*Prompt*:
Every line in the entries where "this" is found should be copied.

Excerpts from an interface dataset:
<<<<
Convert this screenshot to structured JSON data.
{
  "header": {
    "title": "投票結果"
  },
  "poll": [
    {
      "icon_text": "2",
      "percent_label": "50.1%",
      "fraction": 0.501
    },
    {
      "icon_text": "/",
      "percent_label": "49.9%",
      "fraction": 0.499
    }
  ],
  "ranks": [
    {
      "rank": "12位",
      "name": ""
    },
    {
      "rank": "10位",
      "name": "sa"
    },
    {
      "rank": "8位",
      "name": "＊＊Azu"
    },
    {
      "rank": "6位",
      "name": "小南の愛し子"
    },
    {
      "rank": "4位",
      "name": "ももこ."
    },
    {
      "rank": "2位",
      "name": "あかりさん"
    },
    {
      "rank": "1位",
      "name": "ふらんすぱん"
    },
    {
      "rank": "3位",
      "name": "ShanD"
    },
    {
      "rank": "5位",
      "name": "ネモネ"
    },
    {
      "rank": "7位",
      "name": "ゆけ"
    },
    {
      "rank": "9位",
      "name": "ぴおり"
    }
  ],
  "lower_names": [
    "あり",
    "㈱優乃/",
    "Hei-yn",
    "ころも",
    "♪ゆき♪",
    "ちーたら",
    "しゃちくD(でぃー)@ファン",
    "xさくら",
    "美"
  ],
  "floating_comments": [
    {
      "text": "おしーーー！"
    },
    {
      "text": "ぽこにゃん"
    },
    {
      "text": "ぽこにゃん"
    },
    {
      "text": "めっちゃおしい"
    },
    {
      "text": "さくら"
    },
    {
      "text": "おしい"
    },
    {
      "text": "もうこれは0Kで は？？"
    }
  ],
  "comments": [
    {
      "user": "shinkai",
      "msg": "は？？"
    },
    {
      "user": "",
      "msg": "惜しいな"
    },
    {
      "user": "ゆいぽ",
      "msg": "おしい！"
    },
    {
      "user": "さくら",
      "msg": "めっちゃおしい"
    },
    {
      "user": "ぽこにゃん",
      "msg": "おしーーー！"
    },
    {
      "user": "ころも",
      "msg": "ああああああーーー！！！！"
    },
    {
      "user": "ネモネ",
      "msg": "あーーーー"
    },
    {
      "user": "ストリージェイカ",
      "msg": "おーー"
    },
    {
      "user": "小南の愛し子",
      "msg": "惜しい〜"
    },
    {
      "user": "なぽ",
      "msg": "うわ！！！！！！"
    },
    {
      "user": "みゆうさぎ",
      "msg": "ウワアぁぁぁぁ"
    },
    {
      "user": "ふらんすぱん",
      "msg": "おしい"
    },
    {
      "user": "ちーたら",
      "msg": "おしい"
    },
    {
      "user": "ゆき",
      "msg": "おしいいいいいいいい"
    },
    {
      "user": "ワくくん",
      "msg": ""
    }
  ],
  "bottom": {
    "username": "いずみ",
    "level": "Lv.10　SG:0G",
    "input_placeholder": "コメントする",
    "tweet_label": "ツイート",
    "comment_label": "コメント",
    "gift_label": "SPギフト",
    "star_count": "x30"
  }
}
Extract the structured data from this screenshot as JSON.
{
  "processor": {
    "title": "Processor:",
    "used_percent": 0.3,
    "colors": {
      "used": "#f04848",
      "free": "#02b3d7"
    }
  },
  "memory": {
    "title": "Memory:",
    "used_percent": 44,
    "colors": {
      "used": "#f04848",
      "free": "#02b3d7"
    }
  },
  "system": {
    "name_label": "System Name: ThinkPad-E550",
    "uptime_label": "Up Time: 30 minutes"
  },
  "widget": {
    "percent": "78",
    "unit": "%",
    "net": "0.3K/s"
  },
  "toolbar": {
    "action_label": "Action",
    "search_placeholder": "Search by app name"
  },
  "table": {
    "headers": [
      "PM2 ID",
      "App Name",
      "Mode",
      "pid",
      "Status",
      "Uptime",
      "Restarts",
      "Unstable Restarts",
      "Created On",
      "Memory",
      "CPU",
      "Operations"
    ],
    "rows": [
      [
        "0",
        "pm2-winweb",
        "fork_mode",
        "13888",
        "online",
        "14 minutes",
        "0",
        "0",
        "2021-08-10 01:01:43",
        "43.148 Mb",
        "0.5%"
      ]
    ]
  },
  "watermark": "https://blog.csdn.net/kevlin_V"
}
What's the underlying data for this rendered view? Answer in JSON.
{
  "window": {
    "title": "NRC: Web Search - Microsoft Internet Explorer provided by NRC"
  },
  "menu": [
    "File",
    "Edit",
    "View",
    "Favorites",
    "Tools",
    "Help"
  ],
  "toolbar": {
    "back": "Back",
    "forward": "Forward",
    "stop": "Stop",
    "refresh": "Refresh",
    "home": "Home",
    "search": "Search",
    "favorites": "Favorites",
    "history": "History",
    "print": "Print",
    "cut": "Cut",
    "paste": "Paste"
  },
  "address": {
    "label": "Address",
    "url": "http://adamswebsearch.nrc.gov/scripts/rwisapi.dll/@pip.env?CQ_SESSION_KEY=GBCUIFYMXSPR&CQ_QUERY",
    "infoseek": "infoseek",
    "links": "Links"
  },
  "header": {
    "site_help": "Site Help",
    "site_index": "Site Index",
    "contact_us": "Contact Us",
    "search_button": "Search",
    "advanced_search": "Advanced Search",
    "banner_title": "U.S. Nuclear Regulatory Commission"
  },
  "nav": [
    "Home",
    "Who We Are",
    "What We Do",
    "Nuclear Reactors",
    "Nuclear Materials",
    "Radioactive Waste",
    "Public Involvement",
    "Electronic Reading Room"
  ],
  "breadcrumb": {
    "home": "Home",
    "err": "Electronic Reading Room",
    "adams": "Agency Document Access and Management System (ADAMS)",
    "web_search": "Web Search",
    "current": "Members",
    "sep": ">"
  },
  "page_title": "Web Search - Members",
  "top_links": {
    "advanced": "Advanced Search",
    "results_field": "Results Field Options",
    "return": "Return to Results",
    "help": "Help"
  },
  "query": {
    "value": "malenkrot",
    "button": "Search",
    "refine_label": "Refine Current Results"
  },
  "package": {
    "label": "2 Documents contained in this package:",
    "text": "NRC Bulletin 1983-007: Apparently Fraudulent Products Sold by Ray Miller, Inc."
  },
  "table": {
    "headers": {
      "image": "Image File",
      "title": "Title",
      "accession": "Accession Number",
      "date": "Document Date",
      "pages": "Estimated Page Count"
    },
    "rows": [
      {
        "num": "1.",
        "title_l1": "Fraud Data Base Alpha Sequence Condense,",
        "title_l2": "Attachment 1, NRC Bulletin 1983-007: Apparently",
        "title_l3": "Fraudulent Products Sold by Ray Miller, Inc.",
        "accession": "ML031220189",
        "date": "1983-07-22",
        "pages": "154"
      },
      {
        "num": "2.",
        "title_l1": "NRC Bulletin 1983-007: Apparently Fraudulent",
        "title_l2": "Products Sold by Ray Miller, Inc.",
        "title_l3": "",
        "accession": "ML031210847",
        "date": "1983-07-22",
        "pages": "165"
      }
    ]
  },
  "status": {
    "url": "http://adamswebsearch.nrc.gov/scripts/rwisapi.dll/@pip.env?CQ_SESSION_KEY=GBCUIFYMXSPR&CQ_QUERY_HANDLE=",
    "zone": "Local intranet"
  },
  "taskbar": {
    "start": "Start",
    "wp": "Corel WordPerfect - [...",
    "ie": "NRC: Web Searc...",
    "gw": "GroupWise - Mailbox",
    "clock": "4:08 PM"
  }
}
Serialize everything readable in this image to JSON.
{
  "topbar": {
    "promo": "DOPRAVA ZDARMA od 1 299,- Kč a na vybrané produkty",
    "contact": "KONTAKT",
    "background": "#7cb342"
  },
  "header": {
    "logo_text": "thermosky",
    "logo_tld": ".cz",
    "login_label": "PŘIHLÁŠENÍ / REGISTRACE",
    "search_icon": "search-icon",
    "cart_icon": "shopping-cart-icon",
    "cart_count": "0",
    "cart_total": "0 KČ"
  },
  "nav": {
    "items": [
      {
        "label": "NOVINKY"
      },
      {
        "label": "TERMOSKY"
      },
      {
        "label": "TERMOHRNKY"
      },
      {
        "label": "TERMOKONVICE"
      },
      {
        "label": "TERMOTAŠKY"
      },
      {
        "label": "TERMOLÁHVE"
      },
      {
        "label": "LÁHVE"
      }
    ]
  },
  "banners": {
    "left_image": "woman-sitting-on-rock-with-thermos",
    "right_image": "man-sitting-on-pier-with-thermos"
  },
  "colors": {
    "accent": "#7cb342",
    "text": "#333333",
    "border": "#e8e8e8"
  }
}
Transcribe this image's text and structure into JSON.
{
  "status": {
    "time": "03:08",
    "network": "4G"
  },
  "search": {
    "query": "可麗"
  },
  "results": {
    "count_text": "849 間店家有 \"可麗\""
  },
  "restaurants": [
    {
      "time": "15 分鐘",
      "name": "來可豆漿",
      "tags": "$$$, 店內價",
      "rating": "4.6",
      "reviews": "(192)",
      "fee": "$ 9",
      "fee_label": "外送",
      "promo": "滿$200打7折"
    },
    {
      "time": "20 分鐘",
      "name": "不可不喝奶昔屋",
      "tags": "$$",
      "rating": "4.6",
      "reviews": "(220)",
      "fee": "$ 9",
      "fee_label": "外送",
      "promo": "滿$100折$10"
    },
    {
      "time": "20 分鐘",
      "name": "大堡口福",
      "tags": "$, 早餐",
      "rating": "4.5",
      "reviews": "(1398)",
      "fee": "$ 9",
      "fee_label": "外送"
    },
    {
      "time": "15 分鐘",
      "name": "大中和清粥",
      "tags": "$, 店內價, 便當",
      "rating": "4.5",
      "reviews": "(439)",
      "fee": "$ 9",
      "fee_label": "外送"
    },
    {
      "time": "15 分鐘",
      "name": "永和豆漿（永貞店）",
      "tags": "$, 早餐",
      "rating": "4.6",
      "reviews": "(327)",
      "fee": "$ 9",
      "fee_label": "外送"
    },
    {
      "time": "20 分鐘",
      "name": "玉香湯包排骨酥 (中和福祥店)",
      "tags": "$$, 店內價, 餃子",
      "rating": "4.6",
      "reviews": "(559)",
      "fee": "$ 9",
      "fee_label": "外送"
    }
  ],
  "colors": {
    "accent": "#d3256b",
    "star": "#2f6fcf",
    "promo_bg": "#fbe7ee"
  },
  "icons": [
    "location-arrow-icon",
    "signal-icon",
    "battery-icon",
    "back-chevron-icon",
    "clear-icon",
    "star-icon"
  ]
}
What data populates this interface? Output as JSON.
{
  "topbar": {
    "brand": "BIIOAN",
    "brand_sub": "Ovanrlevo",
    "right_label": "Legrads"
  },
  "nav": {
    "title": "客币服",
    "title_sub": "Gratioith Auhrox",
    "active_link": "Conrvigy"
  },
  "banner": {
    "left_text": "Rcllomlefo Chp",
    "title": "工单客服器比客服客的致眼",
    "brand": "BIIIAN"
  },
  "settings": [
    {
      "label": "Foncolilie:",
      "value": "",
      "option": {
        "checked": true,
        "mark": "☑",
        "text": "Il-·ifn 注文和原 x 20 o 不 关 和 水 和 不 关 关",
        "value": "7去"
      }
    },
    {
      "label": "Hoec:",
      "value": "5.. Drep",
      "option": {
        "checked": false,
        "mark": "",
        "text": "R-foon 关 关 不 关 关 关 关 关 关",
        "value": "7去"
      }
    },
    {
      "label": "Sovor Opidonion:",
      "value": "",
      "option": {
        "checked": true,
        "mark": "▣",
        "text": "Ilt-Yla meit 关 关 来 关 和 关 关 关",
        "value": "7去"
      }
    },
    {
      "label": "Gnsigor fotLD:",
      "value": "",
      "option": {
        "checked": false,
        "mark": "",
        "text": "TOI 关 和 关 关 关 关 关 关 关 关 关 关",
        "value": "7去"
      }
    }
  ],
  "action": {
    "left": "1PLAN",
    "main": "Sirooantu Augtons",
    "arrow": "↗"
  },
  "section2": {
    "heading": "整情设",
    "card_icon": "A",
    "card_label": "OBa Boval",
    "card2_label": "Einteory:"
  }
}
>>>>
*Written reply*:
Convert this screenshot to structured JSON data.
Extract the structured data from this screenshot as JSON.
What's the underlying data for this rendered view? Answer in JSON.
    "label": "2 Documents contained in this package:",
Serialize everything readable in this image to JSON.
Transcribe this image's text and structure into JSON.
What data populates this interface? Output as JSON.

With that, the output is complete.